For decades, Florida growers have found copper-based products to be an effective means of controlling a plethora of citrus-related diseases.
But the use of copper-based products has exploded since 1995, when growers turned to the metallic element to fight the modern menace of citrus canker.
Now, producers are growing increasingly anxious about the effect copper buildup may have on their groves. And they’re increasingly afraid that the day may come when pathogens display copper resistance.
That’s why plant pathologists like Pam Roberts and Jim Graham are working to uncover alternatives to the popular go-to product whose days may be numbered.
Roberts, professor of plant pathology with the University of Florida Institute of Food and Agricultural Sciences’ Southwest Florida Research and Education Center at Immokalee, is taking a program approach to fighting canker that combines copper with other disease-fighting tools.
So far, she hasn’t found anything more effective than copper to control bacterial diseases, such as citrus canker. But there are products that she says work just as well.
Some of the tools that look promising include Serenade Max, manufactured by Davis, Calif.-based AgraQuest Inc.; Regalia from Marrone Bio Innovations Inc. of Davis; and Actinovate SP from Natural Industries Inc. of Houston. All currently are registered for use on Florida citrus.
She also has tested Actigard 50WG from Syngenta Crop Protection LLC of Greensboro, N.C., which is not yet registered for use on Florida citrus.
“There isn’t anything that I would say to spray instead of copper,” she says. “But I see potential in using some of these products.”
This has not been a good year for Roberts’ trials because of unusually high citrus canker pressure in many parts of the state that no product or combination of products can manage.
“It’s just been out of control,” she says.
Roberts says she’s hopeful that the outbreak this season is the result of a heavy rainstorm in March before growers had a chance to spray for canker and is not an indication of things to come.
“Everyone is pretty dismayed by the severity of canker this year,” she says.
Jim Graham, professor of plant pathology at IFAS’ Citrus Research and Education Center in Lake Alfred, also has been working on copper alternatives for canker.
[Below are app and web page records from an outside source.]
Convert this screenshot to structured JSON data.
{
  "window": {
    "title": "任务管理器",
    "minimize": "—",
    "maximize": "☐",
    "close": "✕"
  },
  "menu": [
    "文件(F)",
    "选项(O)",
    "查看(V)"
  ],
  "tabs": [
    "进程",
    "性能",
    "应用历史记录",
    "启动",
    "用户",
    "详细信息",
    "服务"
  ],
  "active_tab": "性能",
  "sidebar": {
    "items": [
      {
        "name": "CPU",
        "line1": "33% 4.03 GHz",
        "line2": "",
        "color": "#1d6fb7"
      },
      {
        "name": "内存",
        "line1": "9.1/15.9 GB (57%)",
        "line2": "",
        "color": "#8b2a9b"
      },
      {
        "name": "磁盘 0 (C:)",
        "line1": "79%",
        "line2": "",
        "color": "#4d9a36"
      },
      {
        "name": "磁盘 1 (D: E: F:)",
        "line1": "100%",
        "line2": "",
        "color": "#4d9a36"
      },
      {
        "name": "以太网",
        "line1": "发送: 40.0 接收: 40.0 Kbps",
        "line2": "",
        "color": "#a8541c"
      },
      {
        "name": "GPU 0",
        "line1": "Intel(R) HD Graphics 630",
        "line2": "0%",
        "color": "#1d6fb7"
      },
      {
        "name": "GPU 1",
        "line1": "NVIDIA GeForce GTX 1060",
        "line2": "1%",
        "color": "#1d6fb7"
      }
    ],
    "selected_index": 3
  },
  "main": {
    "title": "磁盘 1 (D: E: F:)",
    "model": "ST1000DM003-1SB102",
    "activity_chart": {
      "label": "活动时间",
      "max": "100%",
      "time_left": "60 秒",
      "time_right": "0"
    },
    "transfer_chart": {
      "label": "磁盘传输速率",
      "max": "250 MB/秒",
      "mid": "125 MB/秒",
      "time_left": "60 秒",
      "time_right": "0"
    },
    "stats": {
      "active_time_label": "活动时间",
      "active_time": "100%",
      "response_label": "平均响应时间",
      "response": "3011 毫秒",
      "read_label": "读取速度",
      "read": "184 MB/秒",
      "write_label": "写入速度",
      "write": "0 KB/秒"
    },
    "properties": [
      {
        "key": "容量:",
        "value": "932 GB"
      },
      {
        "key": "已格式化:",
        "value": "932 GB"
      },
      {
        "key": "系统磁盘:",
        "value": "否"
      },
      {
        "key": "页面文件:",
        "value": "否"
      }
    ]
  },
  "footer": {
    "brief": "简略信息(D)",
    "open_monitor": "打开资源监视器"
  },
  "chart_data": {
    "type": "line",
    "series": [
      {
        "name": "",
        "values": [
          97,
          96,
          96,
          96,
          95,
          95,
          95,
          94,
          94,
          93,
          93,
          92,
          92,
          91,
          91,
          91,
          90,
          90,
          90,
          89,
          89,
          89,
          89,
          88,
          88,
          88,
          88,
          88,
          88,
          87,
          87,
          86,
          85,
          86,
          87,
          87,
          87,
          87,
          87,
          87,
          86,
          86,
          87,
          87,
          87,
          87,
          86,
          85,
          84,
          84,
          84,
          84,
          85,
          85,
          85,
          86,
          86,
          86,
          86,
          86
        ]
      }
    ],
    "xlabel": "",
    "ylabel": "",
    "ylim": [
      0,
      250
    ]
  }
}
One compound on which he has conducted extensive research is streptomycin, the active ingredient in Firewall from AgroSource Inc. of Mountainside, N.J. It is labeled to fight fire blight on pears and apples.
Graham has been testing the product since 2006 on fresh-market grapefruit, which is most susceptible to citrus canker.
“Every season that we’ve tested it, we’ve been able to demonstrate disease-control activity that replaces or complements the activity of copper,” he says.
Streptomycin is not phytotoxic, nor does it produce side effects or fruit blemishes.
It can be sprayed in place of copper or at a full rate with half the recommended rate of copper.
Using streptomycin as a rotational partner to help combat bacterial resistance to copper can actually promote resistance to streptomycin itself.
Roberts has concerns about Firewall, since pathogens can quickly develop resistance to streptomycin.
“I hope it works,” she says. “People are really going to have to be careful and use it according to the label.”
Graham is studying the resistance concern, but he emphasizes that streptomycin is only applied twice—in August—in a very targeted way. And it should be tankmixed with copper products.
Growers will want to limit their use of streptomycin anyway, since it costs about three times as much as copper, Graham says. It can be applied by an airblast sprayer.
Before growers can use streptomycin to control canker, the Environmental Protection Agency must register it for that purpose.
A registration application showing that streptomycin meets residue tolerances and an economic justification were submitted in September 2011.
Cody Estes, president of Estes Citrus Inc. in Vero Beach, is one of several growers who wrote letters to EPA encouraging the agency to approve streptomycin to fight citrus canker.
Graham is conducting trials on some of the company’s grapefruit blocks.
The company manages almost 2,000 acres in three counties and has been using copper in some locations since the 1920s and in other groves since the 1960s.
“It’s extremely important to have an alternative to copper,” Estes says.
He has planted more than 30 miles of windbreaks to help combat canker, and he’s looking to keep costs down on sprays.
“Cost matters a lot,” Estes says, adding that he now spends more on spraying than he used to spend on his entire production program.
Graham also has found a way to control canker through what he says is a highly novel use of soil-applied neonicotinoid insecticides, which are used to manage Asian citrus psyllid on non-bearing trees. Neonicotinoids are potent inducers of systemic acquired resistance in plants.
Graham has shown that these soil-applied insecticides not only control insects, but also control canker by inducing systemic acquired resistance in the leaves.
It’s a long-lasting application. One dose in April provides SAR activity until the fall.
Actigard 50WG, which is used as a spray on tomatoes and peppers to help combat bacterial diseases, also induces systemic acquired resistance as a soil-applied treatment, he says.
“Soil drenches are a novel method of application for Actigard,” Graham says. “When used as a foliar spray, it lasts two weeks. But when soil applied, it provides activity for 30 to 60 days.”
Actigard is not yet registered for use on citrus, but a request has been made to register it for use on trees less than 3 years old or less than 6 feet tall.